Beginning in 1880 Hugus began expanding his merchantile business establishing stores in
Rawlins, Saratoga, Wamsutter, and various locations throughout northern Colorado and eastern Utah.
His chain of stores ultimately grew to some 12 stores. He also served as president of the First National Bank of Rawlins.
In 1883, Hugus moved to Pasadena, California, where he maintained a ranch and also was in the banking business. The mercantile business remained, however,
headquartered in Rawlins managed by John C. Davis. John W. Wood, an owner of the Pasadena and Valley Union newspaper later wrote of an encounter with Mr. Hugus at
when the paper was first stated:
One of the interesting incidents connected with the early establishment of the Union,
I will relate with pleasure; a tribute let it be to the good heart and modesty of a man
now gathered to his fathers. One day, when all were busily engaged in arranging the new
office, there appeared an elderly gentleman of agreeable mien, who said he used to be a
printer in the long ago, and "could he help a little, so as to 'get his hand in' again,
could he assist us 'laying' (distributing) type?" He was informed that his services would
be acceptable, as we were in much hurry. Quietly he hung up his coat on a nail behind the
door, and proceeded to get busy. Industriously he worked, every day, for a week; saying little,
whistling now and then a bar or two of an old time air. No one asked him who he was or whence
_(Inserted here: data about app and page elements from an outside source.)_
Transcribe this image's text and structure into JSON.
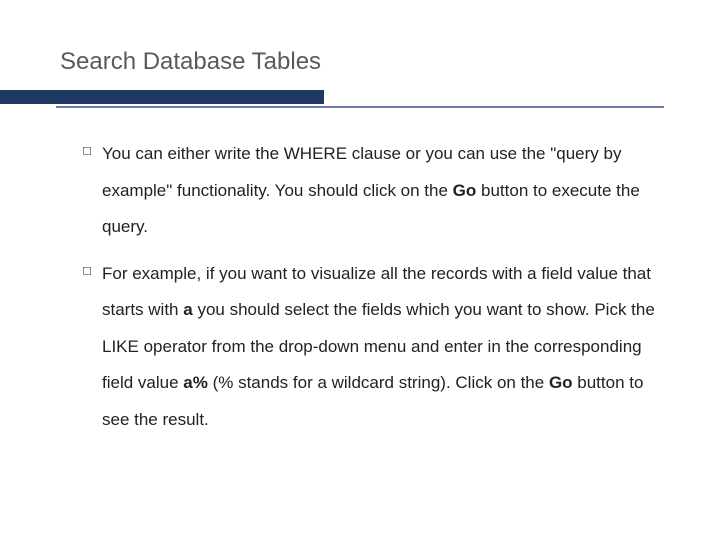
{
  "title": "Search Database Tables",
  "bullets": {
    "b1": {
      "pre": "You can either write the WHERE clause or you can use the \"query by example\" functionality. You should click on the ",
      "bold": "Go",
      "post": " button to execute the query."
    },
    "b2": {
      "p1": "For example, if you want to visualize all the records with a field value that starts with ",
      "bold1": "a",
      "p2": " you should select the fields which you want to show. Pick the LIKE operator from the drop-down menu and enter in the corresponding field value ",
      "bold2": "a%",
      "p3": " (% stands for a wildcard string). Click on the ",
      "bold3": "Go",
      "p4": " button to see the result."
    }
  }
}
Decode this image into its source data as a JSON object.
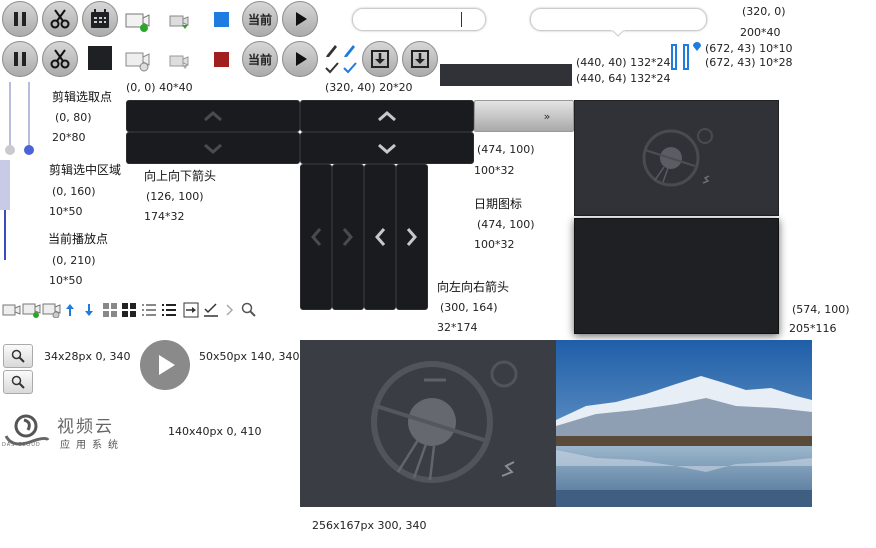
{
  "current_label": "当前",
  "labels": {
    "coord_320_0": "(320, 0)",
    "size_200x40": "200*40",
    "coord_440_40_size": "(440, 40)  132*24",
    "coord_440_64_size": "(440, 64)  132*24",
    "coord_672_43_10": "(672, 43)  10*10",
    "coord_672_43_28": "(672, 43)  10*28",
    "coord_00_4040": "(0, 0)  40*40",
    "coord_320_40_2020": "(320, 40)  20*20",
    "clip_select_point": "剪辑选取点",
    "coord_0_80": "(0, 80)",
    "size_20x80": "20*80",
    "clip_select_area": "剪辑选中区域",
    "coord_0_160": "(0, 160)",
    "size_10x50_a": "10*50",
    "current_play_point": "当前播放点",
    "coord_0_210": "(0, 210)",
    "size_10x50_b": "10*50",
    "updown_arrow": "向上向下箭头",
    "coord_126_100": "(126, 100)",
    "size_174x32": "174*32",
    "coord_474_100_a": "(474, 100)",
    "size_100x32_a": "100*32",
    "date_icon": "日期图标",
    "coord_474_100_b": "(474, 100)",
    "size_100x32_b": "100*32",
    "leftright_arrow": "向左向右箭头",
    "coord_300_164": "(300, 164)",
    "size_32x174": "32*174",
    "coord_574_100": "(574, 100)",
    "size_205x116": "205*116",
    "search_spec": "34x28px  0, 340",
    "play_spec": "50x50px  140, 340",
    "logo_spec": "140x40px  0, 410",
    "poster_spec": "256x167px  300, 340",
    "logo_cn": "视频云",
    "logo_sub": "应用系统",
    "logo_brand": "DAS-CLOUD"
  },
  "next_button": "»",
  "colors": {
    "dark_tile": "#1f2024",
    "dark_panel": "#303238",
    "poster_bg": "#3a3d44",
    "blue": "#1e7be0",
    "red": "#a02020",
    "green": "#2ca52c"
  },
  "icons": [
    "pause-icon",
    "scissors-icon",
    "calendar-icon",
    "video-add-icon",
    "video-arrow-icon",
    "stop-icon",
    "play-icon",
    "pencil-icon",
    "check-icon",
    "download-icon",
    "chevron-up-icon",
    "chevron-down-icon",
    "chevron-left-icon",
    "chevron-right-icon",
    "search-icon",
    "grid-icon",
    "list-icon",
    "bracket-icon",
    "planet-icon",
    "mountain-photo"
  ]
}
he had come, for the "tramp printer" was more common then than in the present day of the
The type had been distributed, the office was "in form" at last, and the stranger,
seeing the finish, one evening took down his coat from its nail, and prepared to depart.
The proprietors were loath to see him go, so well had he labored, so quiet and
unostentatiously had he performed his share; but there was no need of the "extra" now,
and he was requested to name the sum due him for his work. I yet see the whimsical smile
upon that face as he said, "Well, brother, you don't owe me one cent." "Don't owe you a cent?"
said the astonished editor, "how is that? You've worked a whole week." "Well, you see,"
responded the other, "I liked that job first rate, and just wanted to know whether I'd lost
my old knack of it. I'm John W. Hugus, and I live down on Moline Avenue, and I'm mighty glad
to give you a helping hand!" The editor was taken aback, for this John W. Hugus was the wealthiest man then
in Pasadena, having not long before arrived and established his home. It was a good joke in that
sanctum, and long remembered with enjoyment. John Hugus has marked "30" long ago, but for years
was one of Pasadena's well known figures.
Writer's note: "30" in telegraphic terminology was a code for "end of message." It was also the number of
standard pica em slugs that could be cast in a single line on an old-fashioned "hot metal" typesetting machine. At the
end of an article or story, an old-time typesetter would place a 30 slug denoting where he left off.
In the last few years of his life, Hugus donated about $300,000 (in 1902 dollars) to educational and Episcopal Church
purposes in Wyoming, California, and Colorado. He died while attending
an Episcopal conclave in Los Angeles. Today, he is remembered in Pasadena by a wall marker placed in a alley off
Colorado Blvd. In Saratoga, there is a restuarant on North Front Street named for him.
Later, Chatterton was
Secretary of State and upon the death of Governor DeForest Richards became acting Governor.
Chatterton refused commutation of Tom Horn's death sentence and failed of election in 1905 and
was succeeded by Bryant B. Brooks. Saratoga was incorporated in 1900.
Next page: Saratoga photos continued.